04/02/10 — Soyuz TMA-18/22S launch – Skvortsov (CDR-24)/Caldwell/Kornienko
04/04/10 — Soyuz TMA-18/22S docking
————–Six-crew operations—————–
04/27/10 — Progress M-03M/35P undock
04/28/10 — Progress M-05M/37P launch
04/30/10 — Progress M-05M/37P docking
05/14/10 — STS-132/Atlantis/ULF4 – ICC-VLD, MRM-1 (~2:00pm EST)
05/10/10 — Progress M-04M/36P undock
05/31/10 — Soyuz TMA-17/21S undock/landing
————–Three-crew operations————-
06/14/10 — Soyuz TMA-19/23S launch – Wheelock (CDR-25)/Walker/Yurchikhin
06/16/10 — Soyuz TMA-19/23S docking
————–Six-crew operations—————–
07/xx/10 — US EVA-15
07/xx/10 — Russian EVA-25
06/28/10 — Progress M-06M/38P launch
07/02/10 — Progress M-06M/38P docking
07/26/10 — Progress M-05M/37P undock

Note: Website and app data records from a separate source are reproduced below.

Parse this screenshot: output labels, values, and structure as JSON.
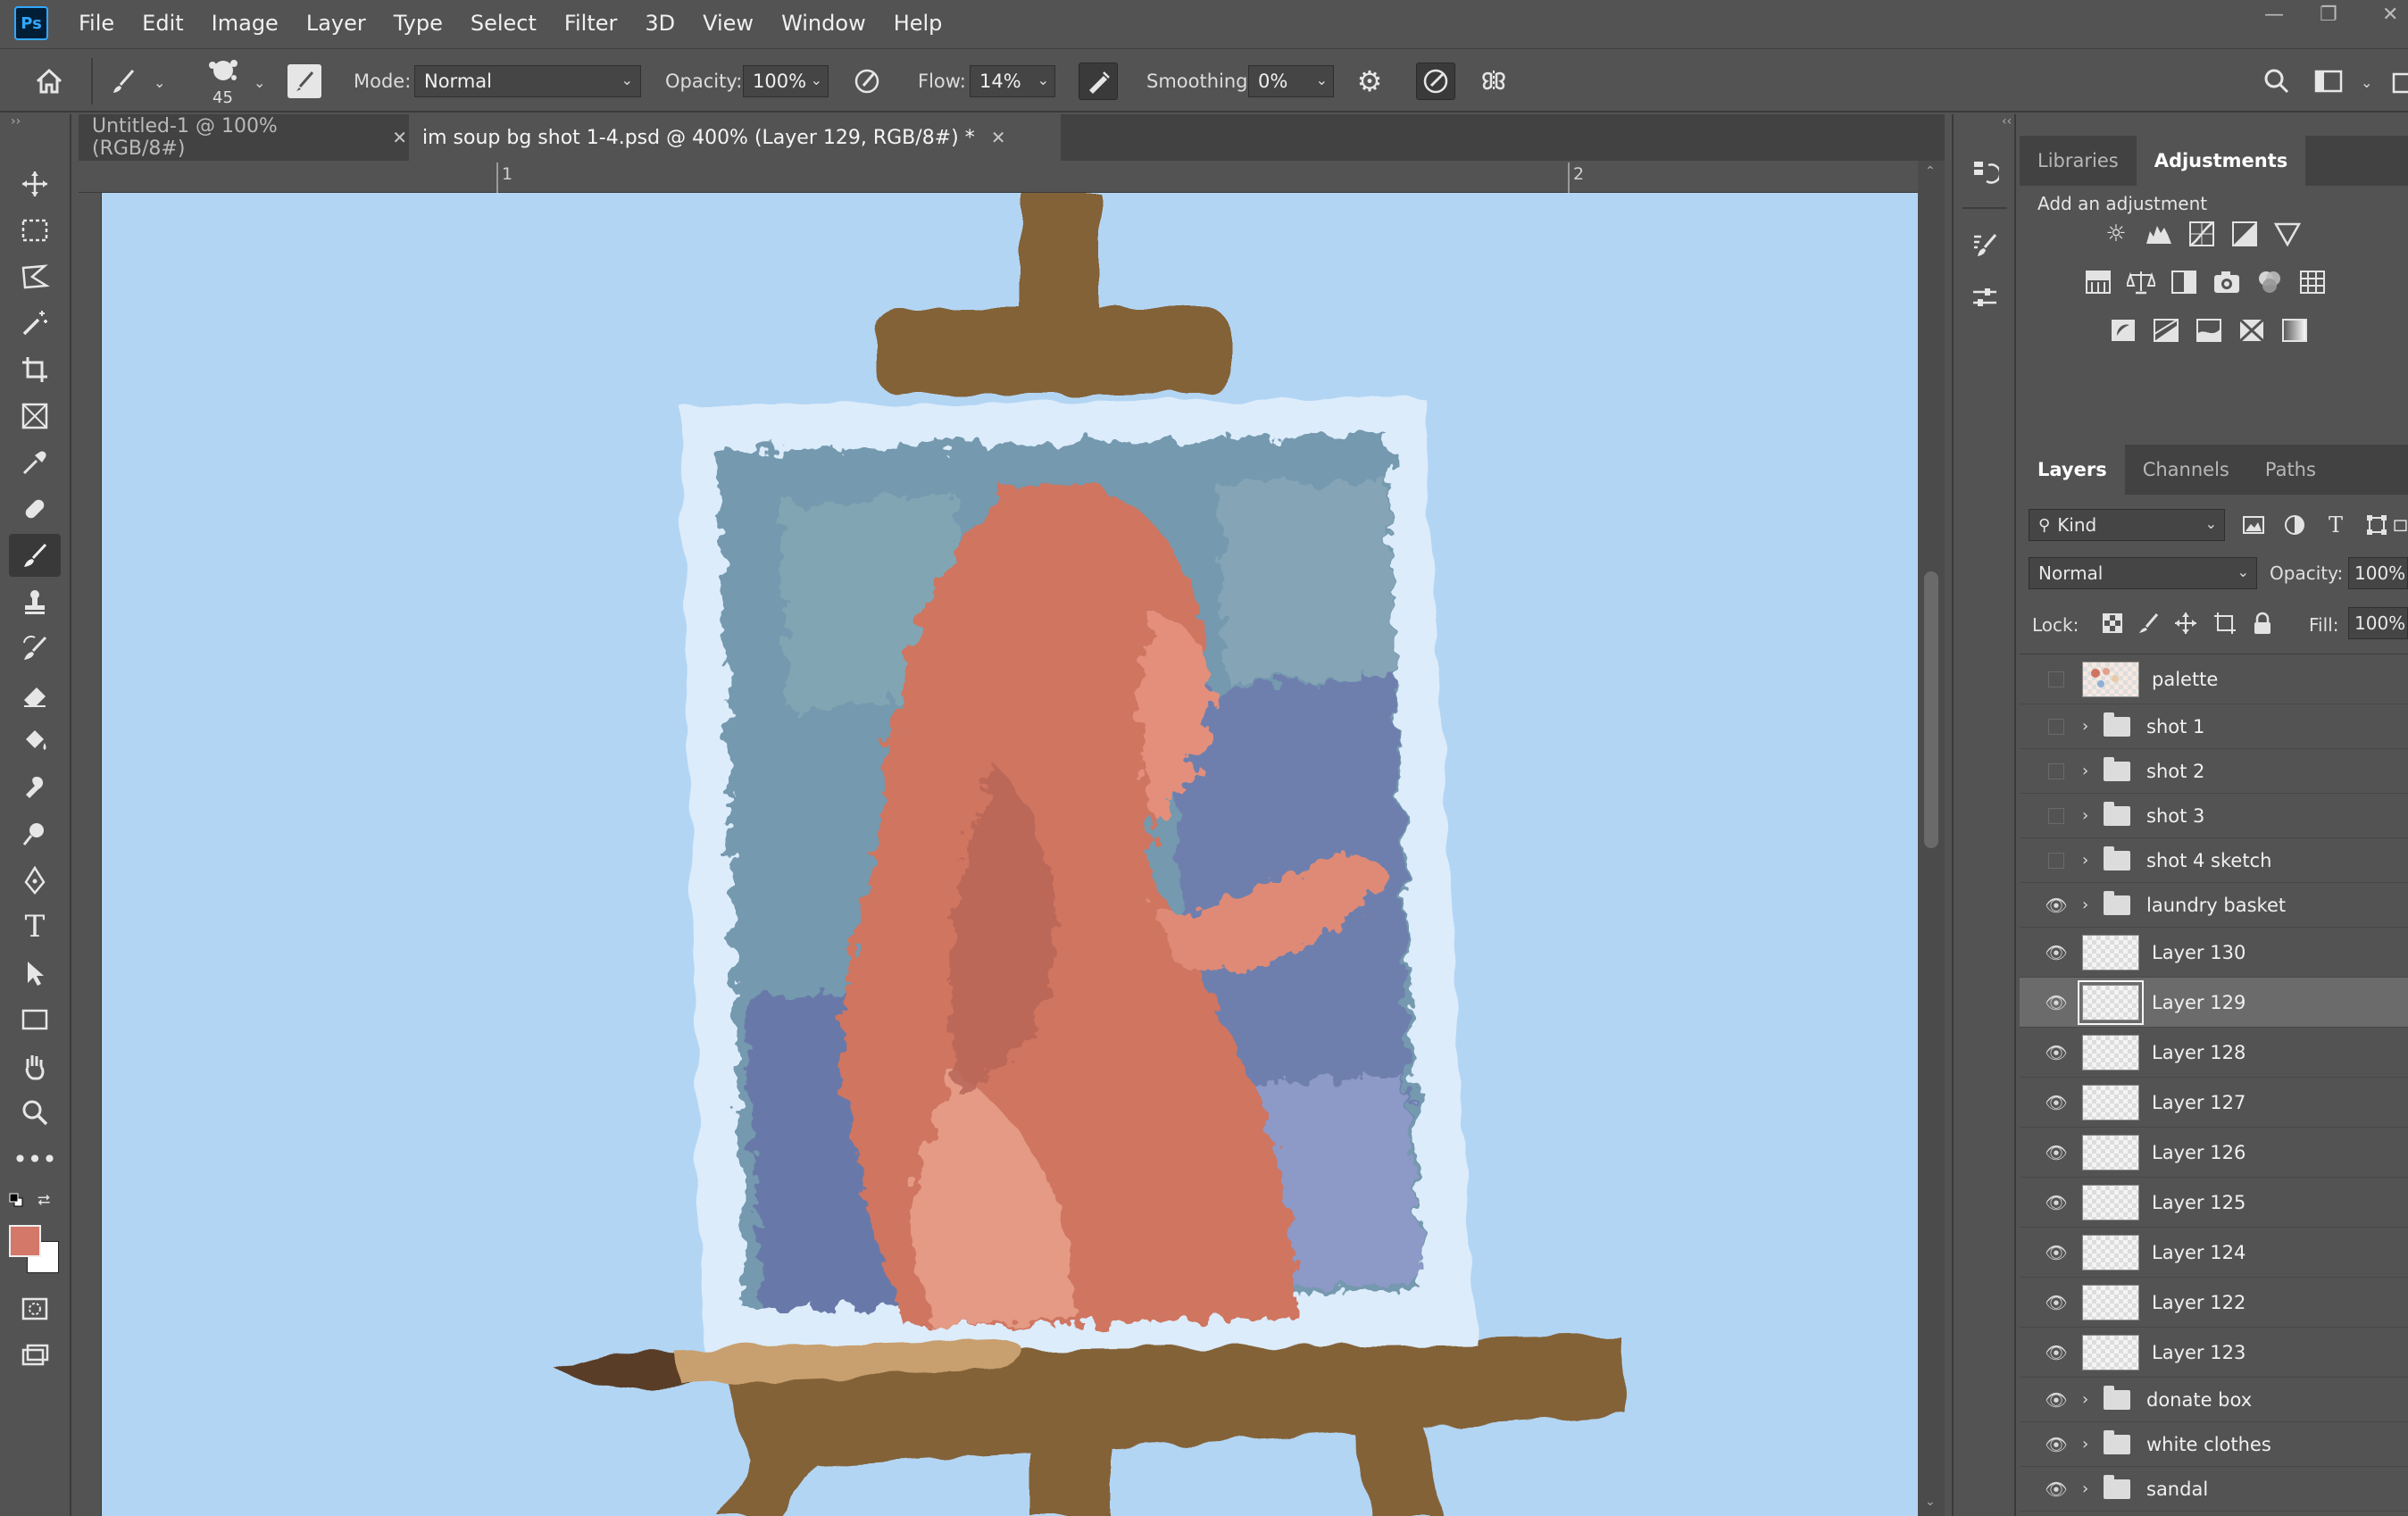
{
  "app": {
    "logo": "Ps"
  },
  "menu": [
    "File",
    "Edit",
    "Image",
    "Layer",
    "Type",
    "Select",
    "Filter",
    "3D",
    "View",
    "Window",
    "Help"
  ],
  "options": {
    "brush_size": "45",
    "mode_label": "Mode:",
    "mode_value": "Normal",
    "opacity_label": "Opacity:",
    "opacity_value": "100%",
    "flow_label": "Flow:",
    "flow_value": "14%",
    "smoothing_label": "Smoothing:",
    "smoothing_value": "0%"
  },
  "tabs": [
    {
      "title": "Untitled-1 @ 100% (RGB/8#)",
      "active": false
    },
    {
      "title": "im soup bg shot 1-4.psd @ 400% (Layer 129, RGB/8#) *",
      "active": true
    }
  ],
  "rulers": {
    "h_labels": [
      "1",
      "2"
    ]
  },
  "colors": {
    "foreground": "#d4786a",
    "background": "#ffffff",
    "canvas_bg": "#b3d5f4"
  },
  "adjustments": {
    "tabs": [
      "Libraries",
      "Adjustments"
    ],
    "active_tab": "Adjustments",
    "heading": "Add an adjustment",
    "icons": [
      [
        "brightness-contrast-icon",
        "levels-icon",
        "curves-icon",
        "exposure-icon",
        "vibrance-icon"
      ],
      [
        "hue-saturation-icon",
        "color-balance-icon",
        "black-white-icon",
        "photo-filter-icon",
        "channel-mixer-icon",
        "color-lookup-icon"
      ],
      [
        "invert-icon",
        "posterize-icon",
        "threshold-icon",
        "selective-color-icon",
        "gradient-map-icon"
      ]
    ]
  },
  "layers": {
    "tabs": [
      "Layers",
      "Channels",
      "Paths"
    ],
    "active_tab": "Layers",
    "filter_kind": "Kind",
    "blend_mode": "Normal",
    "opacity_label": "Opacity:",
    "opacity_value": "100%",
    "lock_label": "Lock:",
    "fill_label": "Fill:",
    "fill_value": "100%",
    "items": [
      {
        "name": "palette",
        "type": "layer",
        "visible": false
      },
      {
        "name": "shot 1",
        "type": "group",
        "visible": false
      },
      {
        "name": "shot 2",
        "type": "group",
        "visible": false
      },
      {
        "name": "shot 3",
        "type": "group",
        "visible": false
      },
      {
        "name": "shot 4 sketch",
        "type": "group",
        "visible": false
      },
      {
        "name": "laundry basket",
        "type": "group",
        "visible": true
      },
      {
        "name": "Layer 130",
        "type": "layer",
        "visible": true
      },
      {
        "name": "Layer 129",
        "type": "layer",
        "visible": true,
        "selected": true
      },
      {
        "name": "Layer 128",
        "type": "layer",
        "visible": true
      },
      {
        "name": "Layer 127",
        "type": "layer",
        "visible": true
      },
      {
        "name": "Layer 126",
        "type": "layer",
        "visible": true
      },
      {
        "name": "Layer 125",
        "type": "layer",
        "visible": true
      },
      {
        "name": "Layer 124",
        "type": "layer",
        "visible": true
      },
      {
        "name": "Layer 122",
        "type": "layer",
        "visible": true
      },
      {
        "name": "Layer 123",
        "type": "layer",
        "visible": true
      },
      {
        "name": "donate box",
        "type": "group",
        "visible": true
      },
      {
        "name": "white clothes",
        "type": "group",
        "visible": true
      },
      {
        "name": "sandal",
        "type": "group",
        "visible": true
      }
    ]
  }
}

07/27/10 — Progress M-07M/39P launch
07/29/10 — Progress M-07M/39P docking
07/29/10 — STS-134/Endeavour (ULF6 – ELC3, AMS-02) (~7:30am EST)
08/30/10 — Progress M-06M/38P undock
08/31/10 — Progress M-08M/40P launch
09/02/10 — Progress M-08M/40P docking
09/15/10 — Soyuz TMA-18/22S undock/landing
09/16/10 — STS-133/Discovery (ULF5 – ELC4, PMM) (~12:01pm EST)
09/18/10 — STS-133/Discovery (ULF5 – ELC4, PMM) docking
09/22/10 — STS-133/Discovery (ULF5 – ELC4, PMM) undock
09/30/10 — Soyuz TMA-20/24S launch – Kelly (CDR-26)/Kaleri/Skripochka
10/xx/10 — Russian EVA-26
10/26/10 — Progress M-07M/39P undock
10/27/10 — Progress M-09M/41P launch
10/29/10 — Progress M-09M/41P docking
11/15/10 — Soyuz TMA-19/23S undock/landing
11/18/10 — ATV2 launch– Ariane 5 (ESA) U/R
11/30/10 — Soyuz TMA-21/25S launch – Kondratyev (CDR-27)/Coleman/Nespoli
12/15/10 — Progress M-08M/40P undock
12/17/10 — ATV2 docking
02/08/11 — Progress M-09M/41P undock
02/09/11 — Progress M-10M/42P launch
02/11/11 — Progress M-10M/42P docking
03/30/11 — Soyuz TMA-22/26S launch
xx/xx/11 — Progress M-11M/43P launch
05/30/11 — Soyuz TMA-23/27S launch
12/??/11 — 3R Multipurpose Laboratory Module (MLM) w/ERA – on Proton.

SpaceRef staff editor.